## [What this task involves]
Each entry that appears below should be restated word for word.

- Opening Delimiter -

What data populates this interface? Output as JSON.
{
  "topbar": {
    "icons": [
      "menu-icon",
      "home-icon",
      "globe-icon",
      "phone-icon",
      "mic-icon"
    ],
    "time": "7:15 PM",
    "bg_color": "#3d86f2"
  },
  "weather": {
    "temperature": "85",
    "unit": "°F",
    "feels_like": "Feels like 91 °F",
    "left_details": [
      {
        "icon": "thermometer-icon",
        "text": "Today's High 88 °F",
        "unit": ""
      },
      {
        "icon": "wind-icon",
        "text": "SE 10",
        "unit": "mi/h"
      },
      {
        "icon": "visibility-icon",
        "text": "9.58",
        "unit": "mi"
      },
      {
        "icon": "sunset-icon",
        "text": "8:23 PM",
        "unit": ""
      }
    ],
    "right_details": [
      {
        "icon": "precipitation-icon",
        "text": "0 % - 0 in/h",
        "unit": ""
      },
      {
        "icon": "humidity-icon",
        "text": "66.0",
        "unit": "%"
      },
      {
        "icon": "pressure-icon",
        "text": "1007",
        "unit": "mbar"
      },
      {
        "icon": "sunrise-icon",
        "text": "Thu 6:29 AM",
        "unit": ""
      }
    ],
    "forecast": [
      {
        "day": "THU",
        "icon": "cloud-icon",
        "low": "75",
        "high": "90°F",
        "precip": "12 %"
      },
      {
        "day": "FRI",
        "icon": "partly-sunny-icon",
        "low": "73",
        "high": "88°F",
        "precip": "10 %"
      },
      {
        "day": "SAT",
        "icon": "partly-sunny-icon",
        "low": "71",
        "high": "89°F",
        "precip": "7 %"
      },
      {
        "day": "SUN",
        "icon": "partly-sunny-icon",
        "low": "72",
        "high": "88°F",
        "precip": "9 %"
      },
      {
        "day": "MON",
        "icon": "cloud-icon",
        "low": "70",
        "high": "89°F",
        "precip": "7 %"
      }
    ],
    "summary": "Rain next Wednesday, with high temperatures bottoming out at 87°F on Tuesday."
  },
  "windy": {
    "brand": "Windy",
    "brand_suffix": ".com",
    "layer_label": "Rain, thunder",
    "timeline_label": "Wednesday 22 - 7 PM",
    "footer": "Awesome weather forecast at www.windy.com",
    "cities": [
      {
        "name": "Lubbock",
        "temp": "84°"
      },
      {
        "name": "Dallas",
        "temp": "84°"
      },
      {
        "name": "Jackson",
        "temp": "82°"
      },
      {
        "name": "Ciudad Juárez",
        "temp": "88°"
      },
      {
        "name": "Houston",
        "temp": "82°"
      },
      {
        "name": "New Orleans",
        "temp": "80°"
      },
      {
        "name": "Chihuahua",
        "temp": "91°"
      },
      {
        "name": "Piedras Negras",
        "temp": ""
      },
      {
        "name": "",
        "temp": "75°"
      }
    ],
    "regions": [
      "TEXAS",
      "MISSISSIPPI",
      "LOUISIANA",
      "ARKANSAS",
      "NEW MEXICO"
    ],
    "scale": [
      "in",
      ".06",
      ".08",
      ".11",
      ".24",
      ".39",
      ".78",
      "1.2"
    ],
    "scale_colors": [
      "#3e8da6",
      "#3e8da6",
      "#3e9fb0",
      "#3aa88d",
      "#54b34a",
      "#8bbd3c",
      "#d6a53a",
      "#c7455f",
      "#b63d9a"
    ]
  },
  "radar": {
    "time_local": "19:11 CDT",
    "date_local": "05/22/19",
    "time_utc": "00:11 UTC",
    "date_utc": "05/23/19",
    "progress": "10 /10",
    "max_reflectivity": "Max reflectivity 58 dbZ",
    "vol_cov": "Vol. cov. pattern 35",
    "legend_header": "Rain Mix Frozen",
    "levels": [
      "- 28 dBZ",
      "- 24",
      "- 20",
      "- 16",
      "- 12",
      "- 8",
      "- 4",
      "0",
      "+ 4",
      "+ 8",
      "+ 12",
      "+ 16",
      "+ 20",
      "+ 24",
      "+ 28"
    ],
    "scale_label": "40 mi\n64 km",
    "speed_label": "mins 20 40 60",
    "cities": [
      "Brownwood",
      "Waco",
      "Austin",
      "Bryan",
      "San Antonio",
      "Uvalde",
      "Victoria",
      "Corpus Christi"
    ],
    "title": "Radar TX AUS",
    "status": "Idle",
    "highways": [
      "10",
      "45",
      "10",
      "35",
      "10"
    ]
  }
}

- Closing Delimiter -

## [Expected answer]
What data populates this interface? Output as JSON.
{
  "topbar": {
    "icons": [
      "menu-icon",
      "home-icon",
      "globe-icon",
      "phone-icon",
      "mic-icon"
    ],
    "time": "7:15 PM",
    "bg_color": "#3d86f2"
  },
  "weather": {
    "temperature": "85",
    "unit": "°F",
    "feels_like": "Feels like 91 °F",
    "left_details": [
      {
        "icon": "thermometer-icon",
        "text": "Today's High 88 °F",
        "unit": ""
      },
      {
        "icon": "wind-icon",
        "text": "SE 10",
        "unit": "mi/h"
      },
      {
        "icon": "visibility-icon",
        "text": "9.58",
        "unit": "mi"
      },
      {
        "icon": "sunset-icon",
        "text": "8:23 PM",
        "unit": ""
      }
    ],
    "right_details": [
      {
        "icon": "precipitation-icon",
        "text": "0 % - 0 in/h",
        "unit": ""
      },
      {
        "icon": "humidity-icon",
        "text": "66.0",
        "unit": "%"
      },
      {
        "icon": "pressure-icon",
        "text": "1007",
        "unit": "mbar"
      },
      {
        "icon": "sunrise-icon",
        "text": "Thu 6:29 AM",
        "unit": ""
      }
    ],
    "forecast": [
      {
        "day": "THU",
        "icon": "cloud-icon",
        "low": "75",
        "high": "90°F",
        "precip": "12 %"
      },
      {
        "day": "FRI",
        "icon": "partly-sunny-icon",
        "low": "73",
        "high": "88°F",
        "precip": "10 %"
      },
      {
        "day": "SAT",
        "icon": "partly-sunny-icon",
        "low": "71",
        "high": "89°F",
        "precip": "7 %"
      },
      {
        "day": "SUN",
        "icon": "partly-sunny-icon",
        "low": "72",
        "high": "88°F",
        "precip": "9 %"
      },
      {
        "day": "MON",
        "icon": "cloud-icon",
        "low": "70",
        "high": "89°F",
        "precip": "7 %"
      }
    ],
    "summary": "Rain next Wednesday, with high temperatures bottoming out at 87°F on Tuesday."
  },
  "windy": {
    "brand": "Windy",
    "brand_suffix": ".com",
    "layer_label": "Rain, thunder",
    "timeline_label": "Wednesday 22 - 7 PM",
    "footer": "Awesome weather forecast at www.windy.com",
    "cities": [
      {
        "name": "Lubbock",
        "temp": "84°"
      },
      {
        "name": "Dallas",
        "temp": "84°"
      },
      {
        "name": "Jackson",
        "temp": "82°"
      },
      {
        "name": "Ciudad Juárez",
        "temp": "88°"
      },
      {
        "name": "Houston",
        "temp": "82°"
      },
      {
        "name": "New Orleans",
        "temp": "80°"
      },
      {
        "name": "Chihuahua",
        "temp": "91°"
      },
      {
        "name": "Piedras Negras",
        "temp": ""
      },
      {
        "name": "",
        "temp": "75°"
      }
    ],
    "regions": [
      "TEXAS",
      "MISSISSIPPI",
      "LOUISIANA",
      "ARKANSAS",
      "NEW MEXICO"
    ],
    "scale": [
      "in",
      ".06",
      ".08",
      ".11",
      ".24",
      ".39",
      ".78",
      "1.2"
    ],
    "scale_colors": [
      "#3e8da6",
      "#3e8da6",
      "#3e9fb0",
      "#3aa88d",
      "#54b34a",
      "#8bbd3c",
      "#d6a53a",
      "#c7455f",
      "#b63d9a"
    ]
  },
  "radar": {
    "time_local": "19:11 CDT",
    "date_local": "05/22/19",
    "time_utc": "00:11 UTC",
    "date_utc": "05/23/19",
    "progress": "10 /10",
    "max_reflectivity": "Max reflectivity 58 dbZ",
    "vol_cov": "Vol. cov. pattern 35",
    "legend_header": "Rain Mix Frozen",
    "levels": [
      "- 28 dBZ",
      "- 24",
      "- 20",
      "- 16",
      "- 12",
      "- 8",
      "- 4",
      "0",
      "+ 4",
      "+ 8",
      "+ 12",
      "+ 16",
      "+ 20",
      "+ 24",
      "+ 28"
    ],
    "scale_label": "40 mi\n64 km",
    "speed_label": "mins 20 40 60",
    "cities": [
      "Brownwood",
      "Waco",
      "Austin",
      "Bryan",
      "San Antonio",
      "Uvalde",
      "Victoria",
      "Corpus Christi"
    ],
    "title": "Radar TX AUS",
    "status": "Idle",
    "highways": [
      "10",
      "45",
      "10",
      "35",
      "10"
    ]
  }
}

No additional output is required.